Google Docs hijacked by Trojan.APT.Seinup malware

A cyber attack that uses Google Docs to avoid detection in order to steal information has been spotted in the wild.

Security firm FireEye reported uncovering the campaign, warning that the crooks are using advanced malware to mount a targeted spear phishing campaign designed to steal corporate and personal data from a variety of victims.
FireEye researcher Chong Rong Hwa wrote: "The FireEye research team has recently identified a number of spear phishing activities targeting Asia and ASEAN [Association of Southeast Asian Nations].

Of these, one of the spear phishing documents was suspected to have used a potentially stolen document as a decoy.

"This malware was found to have used a number of advanced techniques, which makes it interesting. The malware leverages Google Docs to perform redirection to evade callback detection."

Chong highlighted the use of Google Docs as particularly troublesome as it offers the malware increased protection against traditional security tools, but confirmed that there are ways to address the problem. "By connecting the malicious server via Google Docs, the malicious communication is protected by the legitimate SSL provided by Google Docs," he wrote.

"One possible way to examine the SSL traffic is to make use of a hardware SSL decrypter within an organisation. Alternatively, you may want to examine the usage pattern of the users. Suppose a particular user accesses Google Docs multiple times a day, the organisation's incident response team may want to dig deeper to find out if the traffic is triggered by a human or by malware."

Outside of its use of Google Docs, the phishing document is confirmed to target the CVE-2012-0158 vulnerability and use a malware dropper named exp1ore.exe. The dropper is particularly dangerous as it allows the malware to falsely register itself as a Windows Service on infected machines, meaning it can survive a system reboot and network persist.

The malware is troublesome as it grants the criminals a variety of powers over the infected machine. "This malware is named Trojan.APT.Seinup because one of its export functions is named ‘seinup'. This malware was analysed to be a backdoor that allows the attacker to remote control the infected system," wrote Chong.

The FireEye researcher listed the campaign as proof criminals are developing new more sophisticated ways to target businesses, and called for companies to update their current defence strategies to deal with the evolved threat.
"Malware is increasingly becoming more contextually advanced. It attempts to appear as much as possible like legitimate software or documents. In this example, we would conclude the following.

A potentially stolen document was used as a decoy document to increase its credibility. It is also a sign that the compromised organisations could be used as a soft target to compromise their business partners and allies," he wrote.
"It is important to put a stop to the malware infection at the very beginning, which is the exploitation phase. Once a network is compromised, it is increasingly harder to detect such threats.

Anti-incident response and forensic techniques are increasingly used to evade detection. It would require a keen eye on details and a wealth of experience to identify all these advanced techniques."
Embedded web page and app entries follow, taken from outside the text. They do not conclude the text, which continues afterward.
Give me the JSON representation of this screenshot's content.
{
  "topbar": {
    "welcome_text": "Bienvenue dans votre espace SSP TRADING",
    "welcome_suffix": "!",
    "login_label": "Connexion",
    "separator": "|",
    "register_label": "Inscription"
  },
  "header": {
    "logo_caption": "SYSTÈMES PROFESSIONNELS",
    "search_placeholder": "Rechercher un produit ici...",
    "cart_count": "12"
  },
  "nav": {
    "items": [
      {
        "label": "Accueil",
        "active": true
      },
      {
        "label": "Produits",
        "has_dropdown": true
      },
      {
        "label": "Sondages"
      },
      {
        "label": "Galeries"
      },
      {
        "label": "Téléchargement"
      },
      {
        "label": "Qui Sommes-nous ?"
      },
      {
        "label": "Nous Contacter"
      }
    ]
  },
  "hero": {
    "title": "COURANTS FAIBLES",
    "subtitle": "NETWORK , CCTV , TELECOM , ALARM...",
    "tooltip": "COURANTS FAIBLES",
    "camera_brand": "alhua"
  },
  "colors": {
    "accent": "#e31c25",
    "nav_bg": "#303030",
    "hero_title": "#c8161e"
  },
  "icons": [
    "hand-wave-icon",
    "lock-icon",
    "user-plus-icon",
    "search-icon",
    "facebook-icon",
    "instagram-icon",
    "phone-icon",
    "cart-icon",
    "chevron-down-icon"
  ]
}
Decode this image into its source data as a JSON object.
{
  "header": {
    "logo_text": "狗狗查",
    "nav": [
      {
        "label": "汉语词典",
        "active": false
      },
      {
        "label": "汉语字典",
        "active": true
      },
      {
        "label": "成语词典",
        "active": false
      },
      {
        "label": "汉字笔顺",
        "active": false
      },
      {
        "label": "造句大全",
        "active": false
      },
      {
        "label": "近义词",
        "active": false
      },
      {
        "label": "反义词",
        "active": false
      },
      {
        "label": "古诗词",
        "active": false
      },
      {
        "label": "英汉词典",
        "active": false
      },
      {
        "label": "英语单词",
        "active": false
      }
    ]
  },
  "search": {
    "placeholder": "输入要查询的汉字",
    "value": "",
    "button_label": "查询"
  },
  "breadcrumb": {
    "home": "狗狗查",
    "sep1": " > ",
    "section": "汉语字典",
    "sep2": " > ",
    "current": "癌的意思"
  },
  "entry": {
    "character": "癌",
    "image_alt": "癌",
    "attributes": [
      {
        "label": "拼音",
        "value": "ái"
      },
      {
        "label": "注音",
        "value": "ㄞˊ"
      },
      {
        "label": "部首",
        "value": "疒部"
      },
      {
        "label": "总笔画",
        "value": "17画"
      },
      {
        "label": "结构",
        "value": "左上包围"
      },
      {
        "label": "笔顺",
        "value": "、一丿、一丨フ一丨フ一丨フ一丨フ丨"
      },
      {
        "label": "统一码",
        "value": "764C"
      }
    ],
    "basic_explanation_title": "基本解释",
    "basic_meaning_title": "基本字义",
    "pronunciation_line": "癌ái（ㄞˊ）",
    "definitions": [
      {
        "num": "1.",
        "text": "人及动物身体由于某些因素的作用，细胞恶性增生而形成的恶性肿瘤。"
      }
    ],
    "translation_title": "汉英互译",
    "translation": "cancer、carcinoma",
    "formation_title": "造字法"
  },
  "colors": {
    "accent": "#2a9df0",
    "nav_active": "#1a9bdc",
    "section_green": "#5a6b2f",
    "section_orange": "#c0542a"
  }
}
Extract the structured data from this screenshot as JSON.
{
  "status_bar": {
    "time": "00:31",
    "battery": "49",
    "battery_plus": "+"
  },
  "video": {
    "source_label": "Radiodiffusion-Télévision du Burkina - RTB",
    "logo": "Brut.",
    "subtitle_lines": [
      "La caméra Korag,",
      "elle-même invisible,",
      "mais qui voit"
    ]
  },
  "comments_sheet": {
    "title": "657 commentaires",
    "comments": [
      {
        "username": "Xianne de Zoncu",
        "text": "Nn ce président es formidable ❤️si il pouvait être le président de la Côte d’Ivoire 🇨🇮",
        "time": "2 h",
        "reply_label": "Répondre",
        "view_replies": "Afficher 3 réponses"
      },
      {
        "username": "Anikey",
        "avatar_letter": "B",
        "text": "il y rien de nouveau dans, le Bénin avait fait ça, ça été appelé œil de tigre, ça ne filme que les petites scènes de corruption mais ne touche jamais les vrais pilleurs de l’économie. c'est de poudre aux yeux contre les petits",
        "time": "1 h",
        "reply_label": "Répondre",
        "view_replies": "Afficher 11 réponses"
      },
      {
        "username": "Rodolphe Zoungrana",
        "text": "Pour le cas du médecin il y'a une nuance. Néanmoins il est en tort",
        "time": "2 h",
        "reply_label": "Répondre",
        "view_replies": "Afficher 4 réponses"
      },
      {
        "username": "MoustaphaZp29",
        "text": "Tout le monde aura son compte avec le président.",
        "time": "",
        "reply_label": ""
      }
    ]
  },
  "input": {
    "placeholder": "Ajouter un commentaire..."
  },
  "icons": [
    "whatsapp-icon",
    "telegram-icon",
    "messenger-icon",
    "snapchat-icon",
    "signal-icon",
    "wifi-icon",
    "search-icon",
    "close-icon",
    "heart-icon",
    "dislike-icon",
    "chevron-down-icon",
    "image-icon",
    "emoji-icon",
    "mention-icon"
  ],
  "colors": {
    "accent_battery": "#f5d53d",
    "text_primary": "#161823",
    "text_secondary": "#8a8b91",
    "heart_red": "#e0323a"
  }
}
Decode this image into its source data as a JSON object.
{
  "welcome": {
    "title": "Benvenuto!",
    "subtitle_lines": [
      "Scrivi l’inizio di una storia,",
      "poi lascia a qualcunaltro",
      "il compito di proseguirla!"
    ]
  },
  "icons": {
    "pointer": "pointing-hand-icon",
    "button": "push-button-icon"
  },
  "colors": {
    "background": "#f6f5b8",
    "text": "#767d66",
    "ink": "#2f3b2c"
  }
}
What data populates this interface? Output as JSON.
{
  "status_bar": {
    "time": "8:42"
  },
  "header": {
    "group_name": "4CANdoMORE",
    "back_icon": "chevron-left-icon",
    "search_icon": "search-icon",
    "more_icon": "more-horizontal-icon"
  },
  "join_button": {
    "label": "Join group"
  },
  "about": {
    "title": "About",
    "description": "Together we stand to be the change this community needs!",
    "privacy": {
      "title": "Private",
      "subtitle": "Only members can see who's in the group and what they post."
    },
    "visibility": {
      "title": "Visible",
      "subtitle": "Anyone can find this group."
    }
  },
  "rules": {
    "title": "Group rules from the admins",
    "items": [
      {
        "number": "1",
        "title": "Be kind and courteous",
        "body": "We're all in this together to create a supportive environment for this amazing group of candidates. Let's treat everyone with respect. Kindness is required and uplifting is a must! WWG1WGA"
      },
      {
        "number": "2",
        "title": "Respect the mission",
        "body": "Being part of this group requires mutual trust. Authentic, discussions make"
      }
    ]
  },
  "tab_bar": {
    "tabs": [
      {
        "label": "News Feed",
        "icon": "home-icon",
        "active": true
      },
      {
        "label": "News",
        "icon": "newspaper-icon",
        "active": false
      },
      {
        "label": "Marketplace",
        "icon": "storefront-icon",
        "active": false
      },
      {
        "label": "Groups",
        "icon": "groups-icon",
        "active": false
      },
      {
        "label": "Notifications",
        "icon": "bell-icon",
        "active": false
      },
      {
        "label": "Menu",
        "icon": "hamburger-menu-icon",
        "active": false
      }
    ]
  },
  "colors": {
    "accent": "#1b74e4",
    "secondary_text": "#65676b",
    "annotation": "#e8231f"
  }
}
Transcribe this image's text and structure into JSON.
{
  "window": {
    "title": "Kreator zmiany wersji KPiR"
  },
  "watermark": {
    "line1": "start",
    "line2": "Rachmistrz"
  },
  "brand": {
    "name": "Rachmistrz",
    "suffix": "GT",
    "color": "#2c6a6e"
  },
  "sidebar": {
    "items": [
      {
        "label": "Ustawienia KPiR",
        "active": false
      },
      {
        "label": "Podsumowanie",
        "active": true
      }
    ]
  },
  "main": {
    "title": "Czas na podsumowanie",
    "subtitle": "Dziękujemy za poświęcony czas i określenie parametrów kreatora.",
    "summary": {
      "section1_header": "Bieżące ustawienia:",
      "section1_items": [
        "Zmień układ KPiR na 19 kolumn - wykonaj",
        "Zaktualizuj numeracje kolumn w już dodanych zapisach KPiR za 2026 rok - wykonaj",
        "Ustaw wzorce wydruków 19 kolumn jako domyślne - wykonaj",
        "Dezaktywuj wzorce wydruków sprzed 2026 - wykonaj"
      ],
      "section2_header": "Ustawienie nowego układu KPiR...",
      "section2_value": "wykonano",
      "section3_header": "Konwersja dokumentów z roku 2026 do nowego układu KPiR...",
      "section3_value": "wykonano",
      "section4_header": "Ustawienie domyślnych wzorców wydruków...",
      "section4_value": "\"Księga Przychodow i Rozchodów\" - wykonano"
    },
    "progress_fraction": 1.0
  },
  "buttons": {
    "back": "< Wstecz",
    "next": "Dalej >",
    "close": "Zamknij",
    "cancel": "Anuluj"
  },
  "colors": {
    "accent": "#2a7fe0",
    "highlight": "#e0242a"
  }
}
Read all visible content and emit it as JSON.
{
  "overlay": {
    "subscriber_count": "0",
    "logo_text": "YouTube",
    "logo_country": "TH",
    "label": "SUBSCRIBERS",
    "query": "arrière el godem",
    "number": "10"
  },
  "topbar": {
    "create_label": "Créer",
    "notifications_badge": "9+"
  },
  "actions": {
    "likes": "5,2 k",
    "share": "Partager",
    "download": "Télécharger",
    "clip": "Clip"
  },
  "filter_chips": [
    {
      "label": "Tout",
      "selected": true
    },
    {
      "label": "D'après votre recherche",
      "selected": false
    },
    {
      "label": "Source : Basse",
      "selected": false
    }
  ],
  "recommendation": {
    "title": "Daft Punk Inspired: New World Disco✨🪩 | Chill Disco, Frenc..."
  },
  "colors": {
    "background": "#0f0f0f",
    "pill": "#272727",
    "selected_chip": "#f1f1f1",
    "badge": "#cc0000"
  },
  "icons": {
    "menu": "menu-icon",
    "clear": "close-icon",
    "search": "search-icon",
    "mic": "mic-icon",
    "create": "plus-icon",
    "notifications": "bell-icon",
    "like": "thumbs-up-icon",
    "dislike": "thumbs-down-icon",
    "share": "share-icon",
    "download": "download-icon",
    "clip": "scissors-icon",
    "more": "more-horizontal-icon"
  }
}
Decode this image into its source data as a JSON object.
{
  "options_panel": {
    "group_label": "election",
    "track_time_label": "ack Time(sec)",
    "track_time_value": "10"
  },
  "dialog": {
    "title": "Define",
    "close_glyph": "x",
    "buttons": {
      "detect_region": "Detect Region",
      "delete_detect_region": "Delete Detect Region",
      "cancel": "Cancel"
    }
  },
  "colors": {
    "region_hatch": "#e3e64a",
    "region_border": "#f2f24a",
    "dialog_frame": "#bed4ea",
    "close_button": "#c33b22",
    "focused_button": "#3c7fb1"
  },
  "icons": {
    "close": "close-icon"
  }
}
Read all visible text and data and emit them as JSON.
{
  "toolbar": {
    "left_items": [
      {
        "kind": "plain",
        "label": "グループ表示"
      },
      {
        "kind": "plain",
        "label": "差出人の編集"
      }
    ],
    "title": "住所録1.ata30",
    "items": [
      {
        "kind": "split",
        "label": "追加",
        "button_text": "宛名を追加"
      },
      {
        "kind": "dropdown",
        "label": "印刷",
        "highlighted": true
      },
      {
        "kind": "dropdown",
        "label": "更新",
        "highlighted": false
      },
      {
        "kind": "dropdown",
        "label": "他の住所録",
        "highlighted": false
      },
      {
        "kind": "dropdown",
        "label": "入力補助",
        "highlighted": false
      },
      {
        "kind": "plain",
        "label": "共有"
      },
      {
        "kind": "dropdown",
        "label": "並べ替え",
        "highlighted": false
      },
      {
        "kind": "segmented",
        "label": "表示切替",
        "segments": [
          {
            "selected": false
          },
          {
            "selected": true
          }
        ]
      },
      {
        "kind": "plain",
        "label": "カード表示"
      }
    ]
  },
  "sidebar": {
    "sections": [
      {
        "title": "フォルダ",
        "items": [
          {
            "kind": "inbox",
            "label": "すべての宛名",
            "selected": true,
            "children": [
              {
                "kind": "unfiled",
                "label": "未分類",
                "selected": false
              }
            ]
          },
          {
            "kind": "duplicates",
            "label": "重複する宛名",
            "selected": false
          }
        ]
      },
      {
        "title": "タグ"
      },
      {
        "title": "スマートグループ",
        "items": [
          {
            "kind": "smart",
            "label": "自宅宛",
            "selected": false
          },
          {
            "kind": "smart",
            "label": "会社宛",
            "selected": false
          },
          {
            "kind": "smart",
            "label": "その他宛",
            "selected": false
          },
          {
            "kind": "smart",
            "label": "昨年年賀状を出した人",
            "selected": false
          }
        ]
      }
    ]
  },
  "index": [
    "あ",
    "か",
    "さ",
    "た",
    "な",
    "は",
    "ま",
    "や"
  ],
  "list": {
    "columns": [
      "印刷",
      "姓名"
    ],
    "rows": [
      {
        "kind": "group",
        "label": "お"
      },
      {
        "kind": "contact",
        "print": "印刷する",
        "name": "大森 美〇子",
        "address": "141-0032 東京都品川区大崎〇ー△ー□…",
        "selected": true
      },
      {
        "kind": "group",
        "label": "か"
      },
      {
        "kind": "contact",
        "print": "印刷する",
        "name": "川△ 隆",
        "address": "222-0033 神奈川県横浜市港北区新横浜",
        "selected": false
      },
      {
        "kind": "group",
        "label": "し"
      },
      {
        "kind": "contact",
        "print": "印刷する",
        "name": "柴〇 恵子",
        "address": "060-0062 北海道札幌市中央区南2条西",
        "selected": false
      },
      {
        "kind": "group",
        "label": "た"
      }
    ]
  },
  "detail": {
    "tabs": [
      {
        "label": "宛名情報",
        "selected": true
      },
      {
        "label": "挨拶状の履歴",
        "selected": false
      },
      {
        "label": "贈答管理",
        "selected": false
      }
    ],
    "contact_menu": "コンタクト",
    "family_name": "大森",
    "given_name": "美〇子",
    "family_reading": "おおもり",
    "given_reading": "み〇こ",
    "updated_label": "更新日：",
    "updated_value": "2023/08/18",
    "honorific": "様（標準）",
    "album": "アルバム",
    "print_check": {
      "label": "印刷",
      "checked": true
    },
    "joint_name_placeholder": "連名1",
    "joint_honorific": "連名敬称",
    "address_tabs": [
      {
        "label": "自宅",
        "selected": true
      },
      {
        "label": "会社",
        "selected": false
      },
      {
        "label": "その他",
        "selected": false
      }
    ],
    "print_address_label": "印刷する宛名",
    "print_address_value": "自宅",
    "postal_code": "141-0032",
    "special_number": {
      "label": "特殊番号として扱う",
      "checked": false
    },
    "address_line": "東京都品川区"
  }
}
FireEye is one of many companies to urge firms to drop their outdated perimeter-based defences. Most recently Finnish security firm F-Secure released its contextually aware DeepGuard 5 analysis tool to help businesses spot attacks on their systems.